Hmm...my first experience? Don't get to complicated. I found a book by Patricia Teleseco on Magical Brews, and chose a mead from that. It had about 20 different spices in it (my Christmas Mead, up on the recipe board). Once it fermented, it tasted like *gasoline*. Nasty, to say the least. I'd made a 3 gallon batch, and it got sealed in the 3 gallon carboy with plastic, and stashed in the basement. About every 3 months or so, I'd remember it was down there, and taste it. Still gasoline. After about 18 months, it mysteriously went from gasoline to nectar of the gods!

I also boiled with that one, and while experimenting after pitching the first one (I made about 8 meads while the first aged in the basement, forgotton), I decided that I'd rather pastuerize, and that I'd rather not use any chemicals except a bit of yeast nutrient. Since then, I brew my meads clean, adding only raisins or yeast nutrient, and balancing with additonal honey or lemon juice at the end.

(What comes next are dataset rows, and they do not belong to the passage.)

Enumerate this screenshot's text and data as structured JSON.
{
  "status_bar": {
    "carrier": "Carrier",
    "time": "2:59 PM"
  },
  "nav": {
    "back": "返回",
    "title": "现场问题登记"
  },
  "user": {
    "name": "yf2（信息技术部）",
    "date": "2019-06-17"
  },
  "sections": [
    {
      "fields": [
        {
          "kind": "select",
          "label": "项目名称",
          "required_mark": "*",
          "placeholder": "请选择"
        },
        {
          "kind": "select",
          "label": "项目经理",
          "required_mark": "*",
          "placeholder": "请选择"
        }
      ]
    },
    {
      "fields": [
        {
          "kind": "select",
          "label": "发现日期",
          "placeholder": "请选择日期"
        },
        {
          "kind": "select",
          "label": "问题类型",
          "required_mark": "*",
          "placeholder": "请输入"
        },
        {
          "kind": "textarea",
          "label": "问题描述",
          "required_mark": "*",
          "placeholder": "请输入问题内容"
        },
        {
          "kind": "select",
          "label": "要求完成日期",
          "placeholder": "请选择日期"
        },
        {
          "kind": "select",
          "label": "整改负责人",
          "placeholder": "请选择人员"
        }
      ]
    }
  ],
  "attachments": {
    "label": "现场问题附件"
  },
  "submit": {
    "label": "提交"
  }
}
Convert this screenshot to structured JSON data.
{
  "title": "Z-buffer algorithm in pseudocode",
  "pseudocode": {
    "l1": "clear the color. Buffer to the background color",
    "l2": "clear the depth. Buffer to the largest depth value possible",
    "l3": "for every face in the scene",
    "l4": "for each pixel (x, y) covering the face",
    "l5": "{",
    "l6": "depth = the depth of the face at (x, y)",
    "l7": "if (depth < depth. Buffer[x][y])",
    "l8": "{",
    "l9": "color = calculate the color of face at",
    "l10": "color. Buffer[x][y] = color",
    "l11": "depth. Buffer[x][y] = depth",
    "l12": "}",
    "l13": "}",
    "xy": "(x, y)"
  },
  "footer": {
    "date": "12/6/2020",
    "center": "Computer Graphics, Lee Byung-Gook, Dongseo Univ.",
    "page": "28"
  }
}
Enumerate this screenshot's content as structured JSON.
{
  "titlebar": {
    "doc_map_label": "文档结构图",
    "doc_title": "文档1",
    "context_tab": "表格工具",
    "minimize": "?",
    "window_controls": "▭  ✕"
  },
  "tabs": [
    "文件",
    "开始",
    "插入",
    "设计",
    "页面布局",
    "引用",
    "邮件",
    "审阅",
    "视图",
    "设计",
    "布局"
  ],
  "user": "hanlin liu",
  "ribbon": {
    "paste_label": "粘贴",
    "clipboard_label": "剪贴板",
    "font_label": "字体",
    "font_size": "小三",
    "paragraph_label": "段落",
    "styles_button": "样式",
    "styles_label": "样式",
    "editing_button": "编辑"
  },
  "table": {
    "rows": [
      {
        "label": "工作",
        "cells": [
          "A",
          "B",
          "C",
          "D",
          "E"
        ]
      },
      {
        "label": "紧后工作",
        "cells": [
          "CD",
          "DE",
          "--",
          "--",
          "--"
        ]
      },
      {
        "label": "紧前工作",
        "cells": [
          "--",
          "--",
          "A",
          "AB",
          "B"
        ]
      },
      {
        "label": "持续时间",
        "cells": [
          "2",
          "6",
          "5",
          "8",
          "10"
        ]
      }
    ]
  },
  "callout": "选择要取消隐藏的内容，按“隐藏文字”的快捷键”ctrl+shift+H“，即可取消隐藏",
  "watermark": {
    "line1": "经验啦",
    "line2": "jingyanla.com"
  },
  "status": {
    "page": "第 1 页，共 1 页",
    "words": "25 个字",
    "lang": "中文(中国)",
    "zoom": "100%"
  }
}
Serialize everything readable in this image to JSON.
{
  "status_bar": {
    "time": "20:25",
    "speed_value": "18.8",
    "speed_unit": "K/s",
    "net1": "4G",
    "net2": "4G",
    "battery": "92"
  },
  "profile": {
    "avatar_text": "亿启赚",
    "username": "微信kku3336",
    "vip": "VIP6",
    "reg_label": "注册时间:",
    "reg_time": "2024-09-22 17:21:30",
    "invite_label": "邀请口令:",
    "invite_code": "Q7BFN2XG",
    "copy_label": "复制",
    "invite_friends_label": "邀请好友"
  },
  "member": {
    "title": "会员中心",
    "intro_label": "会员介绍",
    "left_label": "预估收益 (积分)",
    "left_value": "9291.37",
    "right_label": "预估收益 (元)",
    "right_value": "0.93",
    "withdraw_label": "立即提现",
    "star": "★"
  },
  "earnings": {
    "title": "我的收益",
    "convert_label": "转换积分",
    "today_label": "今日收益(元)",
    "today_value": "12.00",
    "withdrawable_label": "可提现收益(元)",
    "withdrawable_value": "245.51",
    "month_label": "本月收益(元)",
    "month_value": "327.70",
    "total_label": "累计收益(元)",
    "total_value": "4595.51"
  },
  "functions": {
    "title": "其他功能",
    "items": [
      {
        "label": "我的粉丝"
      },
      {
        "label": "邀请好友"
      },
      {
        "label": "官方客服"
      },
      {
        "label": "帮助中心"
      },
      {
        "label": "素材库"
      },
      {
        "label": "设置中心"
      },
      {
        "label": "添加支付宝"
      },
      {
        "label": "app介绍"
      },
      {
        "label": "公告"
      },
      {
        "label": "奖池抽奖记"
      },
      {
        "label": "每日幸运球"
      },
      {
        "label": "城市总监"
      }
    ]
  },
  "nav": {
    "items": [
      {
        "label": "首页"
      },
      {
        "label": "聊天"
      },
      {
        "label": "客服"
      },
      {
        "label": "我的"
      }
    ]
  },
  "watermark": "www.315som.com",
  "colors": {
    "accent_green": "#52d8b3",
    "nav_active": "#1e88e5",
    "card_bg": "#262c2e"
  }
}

David Baldwin
10-07-2004, 10:26 PM
Well, my first batch is clearing and aging. It's been oaked - maybe a bit too much oak... and I don't plan to mess with it again until December.

Lesson #1 patience is a virtue.

Lesson #2 Ask FIRST, I've found lots of help here that would have helped me avoid some minor mistakes.

Lesson #3 research research research. I am convinced that my first batch was/will be successful because I spent a full year researching the how, what, when, where, and why before I started anything. I don't think it should take a year of study for everyone, but I have a background in research, so old habbits die hard.

The first day was the worst as far as busy and mess are concerned. Have everything you need ahead of time, and take time to plan it all out step by step. Take some time to really plan ahead to prepare your work area. Get up early and make sure you clear and clean the kitchen thoroughly. I took an entire day to work through starting my first batch. I sipped Jadwiga through the day to inspire me toward my end goal.

I have since moved my entire operation out of the kitchen and into my basement where fermentation temperatures will be more constant and cooler. It's "my place" in the house. A domain of my very own in which I can play the mad scientist to my hearts content.

Develop a good relationship with your local winemaking supply shop. I'm becomming a familiar face at Cascade Winery of www.makeyourownwine.com

To quote Nike... Just do it. It has been more fun than I ever imagined.

... and now on to my second batch...

10-21-2004, 07:21 AM
my first batch was raspberry melomel. the results were very encouraging. i did learn a couple of things. first that it is best to start in primary fermenter instead of a carboy. second be patient cause the results keep getting better with age. third it is easiest to learn by watching others do. my uncle was kind enough to lend me equipment and then demonstrate how to rack and bottle. i have since bought my own equipment from the local brewing store. i just bottled my second batch (or what was left of it :P) and i must admit that was much more of a learning experience. i am still learning but i have definitely caught the bug. i am about to start my sixth batch which will be some cyser.

10-22-2004, 03:05 AM
Welcome Beckett,
Thanks for your first post and hoping to hear more of your progress.